Stephanie Cox: One of the things that you said earlier that I’d love to go back to is around Facebook for employee communications. What are you doing there and how are you thinking about that channel?

Jay Kern: Let’s see. We started that maybe a couple years after I was at Roche. We had very limited channels at the time. We kind of had an internal… not to get too much into the technical SharePoint internet site that was only accessible through a firewall and couldn’t be accessed on people’s personal devices. We had what we affectionately call potty posters that were at our restrooms. We really didn’t have a lot of digital signage. But we had a very engaged campus and we had strong desirous communicators to tie some of these activities and events across our campus and really engage with our audience in a different way. And at that time it was every channel that we used was a one way, top down communication. There was no bottom up engagement. There was no cross sharing of information. And so we started out, it was a bit of a battle as you can imagine to create a social page, but we created an employee Facebook page for our campus. And it was really meant to kind of, it was non- product related, non- business related starting out. It was more about our diversity inclusion initiatives. It was activity on campus, philanthropic efforts. And it was an opportunity for employees who were very passionate about some of these philanthropic efforts or diversity and inclusion activities they were part of for them to share content, for them to post photos. But, then it quickly grew. I was responsible for our meetings in Congress’ team and we started leveraging that. There’s a small contingent of people that go to our conventions; it’s marketers and sales people. We always hear about them, the people that are in our warehouse or the people that work in our call center. But they’re never able to go and see what that’s looks like. So we started doing live broadcasts from some of our largest trade shows or from our sales meeting where we post photos and we engage and really tie that connectedness to our employees no matter where you sit. We’re all part of the same organization, and we’re all driving toward the same thing regardless if you’re in a customer- facing position or not. And then during COVID, ultimately, we had some essential employees out in the field doing some heroic work early on and continue to do work that we’re in hospitals installing equipment during the lockdowns, getting people up and running on the COVID testing. And we shared some of those stories. We would do video chats and we would share those through our employee Facebook page. And huge sense of pride, I think, and camaraderie and respect for those employees to understand what they were doing and what they were seeing out there. I think it’s an incredible tool. Finding out what it is to be used for, like any channel opportunity is there and people see it and they want to put every piece of content in that and make all of the channels kind of a very shotgun approach. That’s certainly not how Facebook employee pages should be used, but I think there is a huge opportunity for them to help increase engagement across a large employee base.
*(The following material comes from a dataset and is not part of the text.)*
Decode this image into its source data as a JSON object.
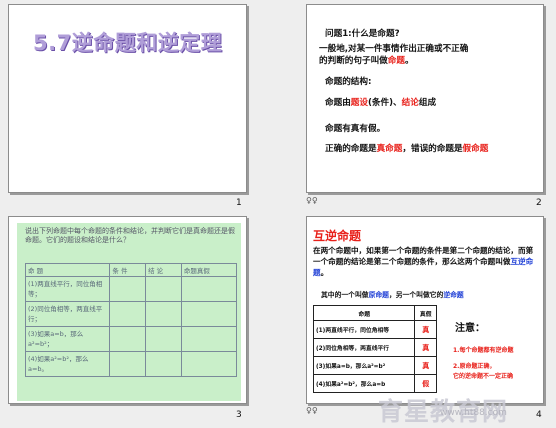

Stephanie Cox: That’s really cool. I love how you’ve been thinking about this. When you come into an internal comms role, and I know you recently changed… you’re at the same company. You’re still at Roche but you recently changed roles and what you’re over. How do you think about evaluating what is currently being done from a comms perspective and figuring out this works, we should move forward with this, or this needs some improvement, this is a sticking point? How do you evaluate that and know where to focus on when in your role, there’s always stuff to do. And so sometimes I can imagine it’s hard to be able to find the time to take a step back and think about strategically what’s the best way to do it. So how do you balance that and figure out how to move forward?

Jay Kern: Yeah. It is a million- dollar question and anyone that’s been through a transformation or restructure or reorganization across the time, it is hard. Because you have legacy functions, legacy perceptions of how your organization should operate. And yet you’re coming in and being asked and being charged to reinvent in many ways how to commute with, whether it be employees or whatever. And I’m right in the middle of that right now. We had responsible for seven different locations across the US and they all had individual communicators that were at those sites and did things in very different ways, and communication showed up in very different ways. It wasn’t right, it wasn’t wrong. It wasn’t anything. It just was different. And so, one of the charges for me was figuring out what makes sense where to do we need to align. I try not to approach things from a consistency only standpoint. Consistency for the sake of consistency is not really a value. So, is there a value in consistency? Is there a value in keeping things more individualized? But, I think you have to keep the trains moving, one. You have to continue to deliver that day- to- day communications that’s been provided before. But, I’ve always found it’s having conversations with the stakeholders, having conversations with other communicators. We’ve recently put together kind of the small squad of communicators that have been living this for several years. And truly if we were to take a blank canvas, how would we approach this differently? What are we trying to accomplish as communicators instead of how are we going to reassign tasks? It’s what does good look like at the end of the day? And then kind of build backward from there. What do we need to deliver on that? Whether it be resources, whether it be channels, whether it be tools. And then what things do we need to jettison from this in order to be successful? That’s the toughest part as a communicator, because you’d like to… it’s easy to say or somebody to come down and say, hey, we don’t do that, we’re not communications. But that’s not the solution always. You have to figure out how to… the communication still needs to be done, but does it need to be performed by communications? Are we an extra set of hands or are we a strategic partner who’s providing additional value? And if we’re not a strategic partner providing additional value, and we’re just doing it as an extra set of hands, we need to help figure out where does that fit? Whether it’s training the IT team to do their own communications, or it’s helping them to develop tools, or it’s coaching our diversity and inclusion teams to communicate on their own and giving them the resources and the training available. I think that’s still the role of communications. It’s not, it doesn’t necessarily mean we always have to do everything. But we do need to be that that source, that resource to these other groups to enable them to communicate effectively as well, and that frees up resources and opportunities for us to do things that are truly going to drive greater impact.

Stephanie Cox: So thinking about just communications in general, if you had to give someone one to two things that you would say are must do’s, what would those be?

Jay Kern: Yeah. I think that going back to my earlier comment about audiences, you must know who your audience is in order to be able to be their advocate. You truly need to understand what their, how they consume content and make sure that you’re able to be their advocate. And understand what they need and understand that it’s not a one size fits all approach. So, I think getting out understanding. In some groups it’s easier than others. I’m in a unique situation, but I think a lot of communicators are as well. There’s a lot of companies that have field and local employees and in this COVID environment, time zones. Nobody works in the same city any anymore. Even understanding that, we’ve had challenges in sending text messages and being able to ensure that we’re not sending them at 5: 00 AM Pacific time. So even those small things. Understanding where your audience is and delivering communications that respect where they are.

Stephanie Cox: You’ve been listening to Real Marketers. If you love what you’ve heard, make sure to subscribe, rate and review our podcast. And don’t forget to tell a friend. All of this marketing goodness shouldn’t be kept a secret.